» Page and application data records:
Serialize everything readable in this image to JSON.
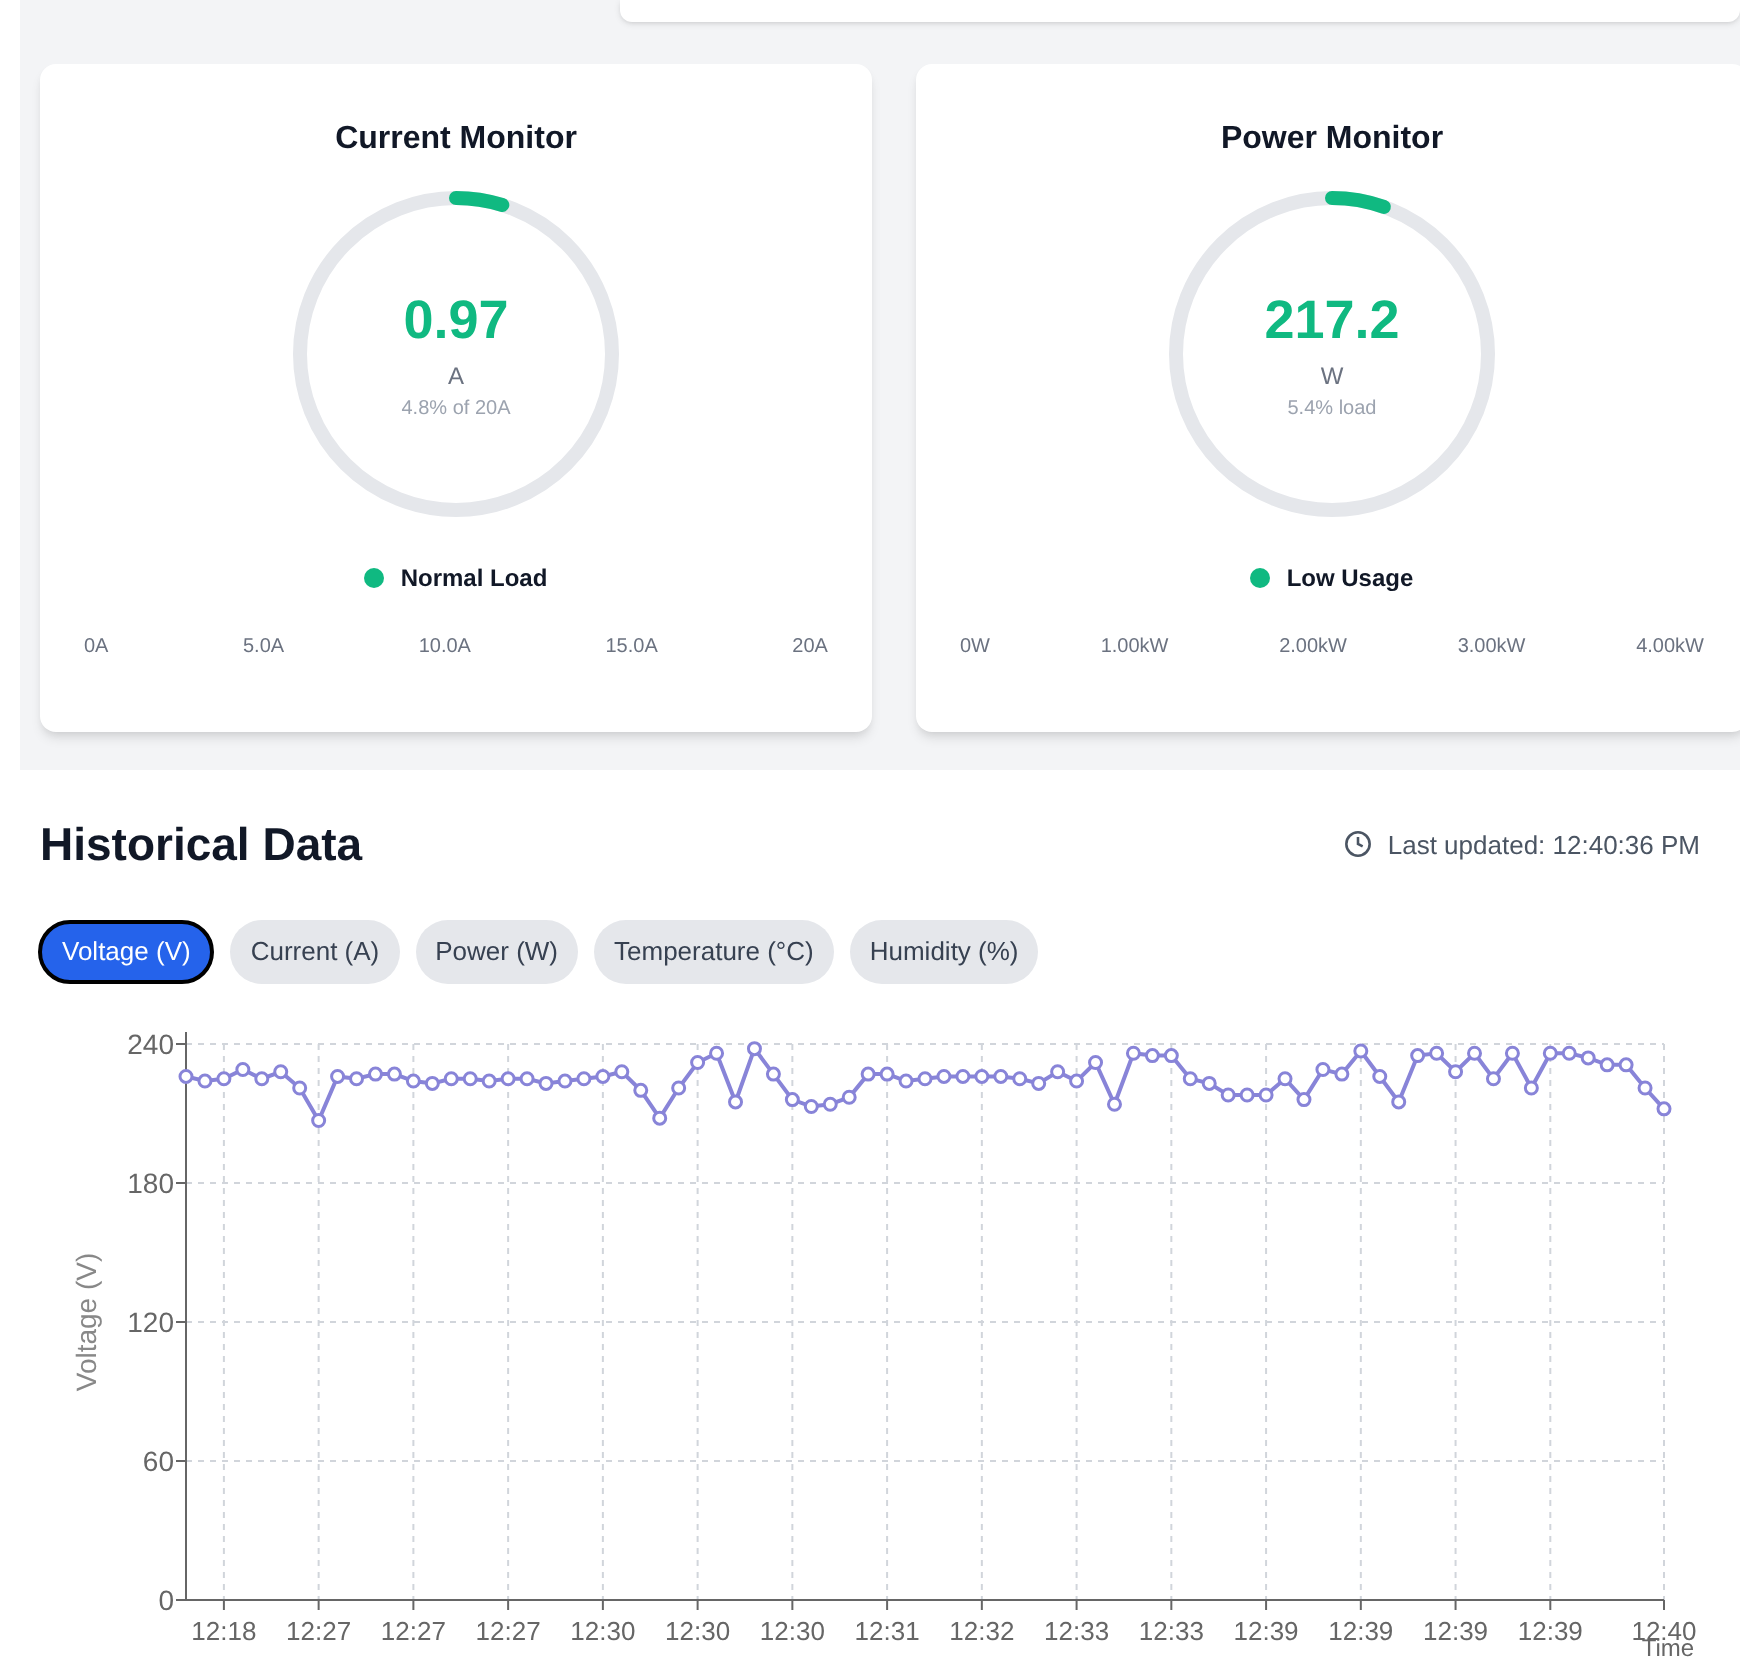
{
  "monitors": [
    {
      "title": "Current Monitor",
      "value": "0.97",
      "unit": "A",
      "detail": "4.8% of 20A",
      "level": 0.048,
      "status": "Normal Load",
      "color": "#10b981",
      "scale": [
        "0A",
        "5.0A",
        "10.0A",
        "15.0A",
        "20A"
      ]
    },
    {
      "title": "Power Monitor",
      "value": "217.2",
      "unit": "W",
      "detail": "5.4% load",
      "level": 0.054,
      "status": "Low Usage",
      "color": "#10b981",
      "scale": [
        "0W",
        "1.00kW",
        "2.00kW",
        "3.00kW",
        "4.00kW"
      ]
    }
  ],
  "historical": {
    "title": "Historical Data",
    "last_updated": "Last updated: 12:40:36 PM",
    "tabs": [
      {
        "label": "Voltage (V)",
        "selected": true
      },
      {
        "label": "Current (A)",
        "selected": false
      },
      {
        "label": "Power (W)",
        "selected": false
      },
      {
        "label": "Temperature (°C)",
        "selected": false
      },
      {
        "label": "Humidity (%)",
        "selected": false
      }
    ],
    "chart_data": {
      "type": "line",
      "grid": true,
      "marker": true,
      "xlabel": "Time",
      "ylabel": "Voltage (V)",
      "ylim": [
        0,
        240
      ],
      "yticks": [
        0,
        60,
        120,
        180,
        240
      ],
      "categories": [
        null,
        null,
        "12:18",
        null,
        null,
        null,
        null,
        "12:27",
        null,
        null,
        null,
        null,
        "12:27",
        null,
        null,
        null,
        null,
        "12:27",
        null,
        null,
        null,
        null,
        "12:30",
        null,
        null,
        null,
        null,
        "12:30",
        null,
        null,
        null,
        null,
        "12:30",
        null,
        null,
        null,
        null,
        "12:31",
        null,
        null,
        null,
        null,
        "12:32",
        null,
        null,
        null,
        null,
        "12:33",
        null,
        null,
        null,
        null,
        "12:33",
        null,
        null,
        null,
        null,
        "12:39",
        null,
        null,
        null,
        null,
        "12:39",
        null,
        null,
        null,
        null,
        "12:39",
        null,
        null,
        null,
        null,
        "12:39",
        null,
        null,
        null,
        null,
        null,
        "12:40"
      ],
      "values": [
        226,
        224,
        225,
        229,
        225,
        228,
        221,
        207,
        226,
        225,
        227,
        227,
        224,
        223,
        225,
        225,
        224,
        225,
        225,
        223,
        224,
        225,
        226,
        228,
        220,
        208,
        221,
        232,
        236,
        215,
        238,
        227,
        216,
        213,
        214,
        217,
        227,
        227,
        224,
        225,
        226,
        226,
        226,
        226,
        225,
        223,
        228,
        224,
        232,
        214,
        236,
        235,
        235,
        225,
        223,
        218,
        218,
        218,
        225,
        216,
        229,
        227,
        237,
        226,
        215,
        235,
        236,
        228,
        236,
        225,
        236,
        221,
        236,
        236,
        234,
        231,
        231,
        221,
        212
      ],
      "color": "#8884d8"
    }
  }
}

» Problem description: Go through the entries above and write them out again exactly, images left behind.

» Completed exercise:
Serialize everything readable in this image to JSON.
{
  "monitors": [
    {
      "title": "Current Monitor",
      "value": "0.97",
      "unit": "A",
      "detail": "4.8% of 20A",
      "level": 0.048,
      "status": "Normal Load",
      "color": "#10b981",
      "scale": [
        "0A",
        "5.0A",
        "10.0A",
        "15.0A",
        "20A"
      ]
    },
    {
      "title": "Power Monitor",
      "value": "217.2",
      "unit": "W",
      "detail": "5.4% load",
      "level": 0.054,
      "status": "Low Usage",
      "color": "#10b981",
      "scale": [
        "0W",
        "1.00kW",
        "2.00kW",
        "3.00kW",
        "4.00kW"
      ]
    }
  ],
  "historical": {
    "title": "Historical Data",
    "last_updated": "Last updated: 12:40:36 PM",
    "tabs": [
      {
        "label": "Voltage (V)",
        "selected": true
      },
      {
        "label": "Current (A)",
        "selected": false
      },
      {
        "label": "Power (W)",
        "selected": false
      },
      {
        "label": "Temperature (°C)",
        "selected": false
      },
      {
        "label": "Humidity (%)",
        "selected": false
      }
    ],
    "chart_data": {
      "type": "line",
      "grid": true,
      "marker": true,
      "xlabel": "Time",
      "ylabel": "Voltage (V)",
      "ylim": [
        0,
        240
      ],
      "yticks": [
        0,
        60,
        120,
        180,
        240
      ],
      "categories": [
        null,
        null,
        "12:18",
        null,
        null,
        null,
        null,
        "12:27",
        null,
        null,
        null,
        null,
        "12:27",
        null,
        null,
        null,
        null,
        "12:27",
        null,
        null,
        null,
        null,
        "12:30",
        null,
        null,
        null,
        null,
        "12:30",
        null,
        null,
        null,
        null,
        "12:30",
        null,
        null,
        null,
        null,
        "12:31",
        null,
        null,
        null,
        null,
        "12:32",
        null,
        null,
        null,
        null,
        "12:33",
        null,
        null,
        null,
        null,
        "12:33",
        null,
        null,
        null,
        null,
        "12:39",
        null,
        null,
        null,
        null,
        "12:39",
        null,
        null,
        null,
        null,
        "12:39",
        null,
        null,
        null,
        null,
        "12:39",
        null,
        null,
        null,
        null,
        null,
        "12:40"
      ],
      "values": [
        226,
        224,
        225,
        229,
        225,
        228,
        221,
        207,
        226,
        225,
        227,
        227,
        224,
        223,
        225,
        225,
        224,
        225,
        225,
        223,
        224,
        225,
        226,
        228,
        220,
        208,
        221,
        232,
        236,
        215,
        238,
        227,
        216,
        213,
        214,
        217,
        227,
        227,
        224,
        225,
        226,
        226,
        226,
        226,
        225,
        223,
        228,
        224,
        232,
        214,
        236,
        235,
        235,
        225,
        223,
        218,
        218,
        218,
        225,
        216,
        229,
        227,
        237,
        226,
        215,
        235,
        236,
        228,
        236,
        225,
        236,
        221,
        236,
        236,
        234,
        231,
        231,
        221,
        212
      ],
      "color": "#8884d8"
    }
  }
}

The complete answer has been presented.